▶ PROVIDED INFORMATION
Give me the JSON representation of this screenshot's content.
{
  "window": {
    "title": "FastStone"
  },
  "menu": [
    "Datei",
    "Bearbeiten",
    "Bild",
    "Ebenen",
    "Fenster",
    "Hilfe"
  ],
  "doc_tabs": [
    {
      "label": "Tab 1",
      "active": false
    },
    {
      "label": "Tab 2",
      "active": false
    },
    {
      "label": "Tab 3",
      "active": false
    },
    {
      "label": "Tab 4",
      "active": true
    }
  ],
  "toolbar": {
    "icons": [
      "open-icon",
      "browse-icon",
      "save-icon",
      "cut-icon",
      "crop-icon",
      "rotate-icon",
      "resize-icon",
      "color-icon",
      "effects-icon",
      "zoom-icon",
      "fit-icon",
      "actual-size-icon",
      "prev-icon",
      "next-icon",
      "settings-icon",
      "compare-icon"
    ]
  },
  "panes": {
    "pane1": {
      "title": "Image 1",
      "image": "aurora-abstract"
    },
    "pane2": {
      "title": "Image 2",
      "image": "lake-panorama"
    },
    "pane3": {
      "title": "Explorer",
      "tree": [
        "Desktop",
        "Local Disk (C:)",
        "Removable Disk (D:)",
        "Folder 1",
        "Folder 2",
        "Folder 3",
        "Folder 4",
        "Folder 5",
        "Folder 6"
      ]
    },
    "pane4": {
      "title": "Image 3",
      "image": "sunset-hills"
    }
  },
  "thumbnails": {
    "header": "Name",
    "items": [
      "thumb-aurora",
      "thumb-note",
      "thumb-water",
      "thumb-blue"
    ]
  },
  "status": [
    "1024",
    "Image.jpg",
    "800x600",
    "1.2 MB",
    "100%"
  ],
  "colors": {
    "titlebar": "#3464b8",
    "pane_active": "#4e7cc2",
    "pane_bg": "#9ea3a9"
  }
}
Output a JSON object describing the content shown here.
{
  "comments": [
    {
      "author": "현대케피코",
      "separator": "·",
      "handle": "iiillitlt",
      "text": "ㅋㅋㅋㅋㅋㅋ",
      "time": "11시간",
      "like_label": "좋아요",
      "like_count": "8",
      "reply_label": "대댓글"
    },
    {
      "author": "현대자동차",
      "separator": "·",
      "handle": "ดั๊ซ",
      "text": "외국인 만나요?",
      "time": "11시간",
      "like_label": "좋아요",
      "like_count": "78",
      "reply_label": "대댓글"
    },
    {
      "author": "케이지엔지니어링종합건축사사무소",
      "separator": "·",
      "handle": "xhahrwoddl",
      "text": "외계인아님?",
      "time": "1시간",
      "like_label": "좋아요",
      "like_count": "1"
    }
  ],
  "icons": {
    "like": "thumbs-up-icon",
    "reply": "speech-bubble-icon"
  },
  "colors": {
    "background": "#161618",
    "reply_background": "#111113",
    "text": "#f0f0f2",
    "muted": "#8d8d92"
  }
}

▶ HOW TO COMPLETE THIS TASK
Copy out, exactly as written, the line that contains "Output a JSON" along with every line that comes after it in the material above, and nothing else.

▶ EXERCISE RESULT
Output a JSON object describing the content shown here.
{
  "comments": [
    {
      "author": "현대케피코",
      "separator": "·",
      "handle": "iiillitlt",
      "text": "ㅋㅋㅋㅋㅋㅋ",
      "time": "11시간",
      "like_label": "좋아요",
      "like_count": "8",
      "reply_label": "대댓글"
    },
    {
      "author": "현대자동차",
      "separator": "·",
      "handle": "ดั๊ซ",
      "text": "외국인 만나요?",
      "time": "11시간",
      "like_label": "좋아요",
      "like_count": "78",
      "reply_label": "대댓글"
    },
    {
      "author": "케이지엔지니어링종합건축사사무소",
      "separator": "·",
      "handle": "xhahrwoddl",
      "text": "외계인아님?",
      "time": "1시간",
      "like_label": "좋아요",
      "like_count": "1"
    }
  ],
  "icons": {
    "like": "thumbs-up-icon",
    "reply": "speech-bubble-icon"
  },
  "colors": {
    "background": "#161618",
    "reply_background": "#111113",
    "text": "#f0f0f2",
    "muted": "#8d8d92"
  }
}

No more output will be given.